Entries supplied:
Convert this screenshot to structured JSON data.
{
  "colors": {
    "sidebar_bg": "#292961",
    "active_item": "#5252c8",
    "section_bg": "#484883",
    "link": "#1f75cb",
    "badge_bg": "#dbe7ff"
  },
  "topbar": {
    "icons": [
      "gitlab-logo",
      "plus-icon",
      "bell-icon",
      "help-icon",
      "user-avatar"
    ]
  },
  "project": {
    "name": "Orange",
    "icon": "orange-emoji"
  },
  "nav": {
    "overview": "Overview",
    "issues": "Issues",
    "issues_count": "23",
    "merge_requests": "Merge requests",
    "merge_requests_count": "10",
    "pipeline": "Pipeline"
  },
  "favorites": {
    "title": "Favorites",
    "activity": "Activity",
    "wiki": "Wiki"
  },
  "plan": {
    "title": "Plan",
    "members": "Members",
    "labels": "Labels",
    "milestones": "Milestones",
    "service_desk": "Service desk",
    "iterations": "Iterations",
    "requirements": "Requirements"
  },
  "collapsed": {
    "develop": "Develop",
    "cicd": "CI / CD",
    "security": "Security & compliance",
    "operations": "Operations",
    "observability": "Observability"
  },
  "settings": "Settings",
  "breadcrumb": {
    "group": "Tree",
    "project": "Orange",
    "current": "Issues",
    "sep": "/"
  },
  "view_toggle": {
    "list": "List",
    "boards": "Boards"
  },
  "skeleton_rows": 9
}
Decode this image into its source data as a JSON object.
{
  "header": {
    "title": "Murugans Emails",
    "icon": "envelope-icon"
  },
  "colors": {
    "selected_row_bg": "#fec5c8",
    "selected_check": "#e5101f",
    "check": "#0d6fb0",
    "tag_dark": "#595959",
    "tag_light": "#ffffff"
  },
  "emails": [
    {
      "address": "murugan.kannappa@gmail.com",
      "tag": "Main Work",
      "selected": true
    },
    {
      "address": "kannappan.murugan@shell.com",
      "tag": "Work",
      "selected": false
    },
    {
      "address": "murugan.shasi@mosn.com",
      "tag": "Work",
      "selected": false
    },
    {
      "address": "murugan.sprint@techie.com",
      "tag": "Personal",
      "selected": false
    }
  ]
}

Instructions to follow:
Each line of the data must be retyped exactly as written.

Answer:
Convert this screenshot to structured JSON data.
{
  "colors": {
    "sidebar_bg": "#292961",
    "active_item": "#5252c8",
    "section_bg": "#484883",
    "link": "#1f75cb",
    "badge_bg": "#dbe7ff"
  },
  "topbar": {
    "icons": [
      "gitlab-logo",
      "plus-icon",
      "bell-icon",
      "help-icon",
      "user-avatar"
    ]
  },
  "project": {
    "name": "Orange",
    "icon": "orange-emoji"
  },
  "nav": {
    "overview": "Overview",
    "issues": "Issues",
    "issues_count": "23",
    "merge_requests": "Merge requests",
    "merge_requests_count": "10",
    "pipeline": "Pipeline"
  },
  "favorites": {
    "title": "Favorites",
    "activity": "Activity",
    "wiki": "Wiki"
  },
  "plan": {
    "title": "Plan",
    "members": "Members",
    "labels": "Labels",
    "milestones": "Milestones",
    "service_desk": "Service desk",
    "iterations": "Iterations",
    "requirements": "Requirements"
  },
  "collapsed": {
    "develop": "Develop",
    "cicd": "CI / CD",
    "security": "Security & compliance",
    "operations": "Operations",
    "observability": "Observability"
  },
  "settings": "Settings",
  "breadcrumb": {
    "group": "Tree",
    "project": "Orange",
    "current": "Issues",
    "sep": "/"
  },
  "view_toggle": {
    "list": "List",
    "boards": "Boards"
  },
  "skeleton_rows": 9
}
Decode this image into its source data as a JSON object.
{
  "header": {
    "title": "Murugans Emails",
    "icon": "envelope-icon"
  },
  "colors": {
    "selected_row_bg": "#fec5c8",
    "selected_check": "#e5101f",
    "check": "#0d6fb0",
    "tag_dark": "#595959",
    "tag_light": "#ffffff"
  },
  "emails": [
    {
      "address": "murugan.kannappa@gmail.com",
      "tag": "Main Work",
      "selected": true
    },
    {
      "address": "kannappan.murugan@shell.com",
      "tag": "Work",
      "selected": false
    },
    {
      "address": "murugan.shasi@mosn.com",
      "tag": "Work",
      "selected": false
    },
    {
      "address": "murugan.sprint@techie.com",
      "tag": "Personal",
      "selected": false
    }
  ]
}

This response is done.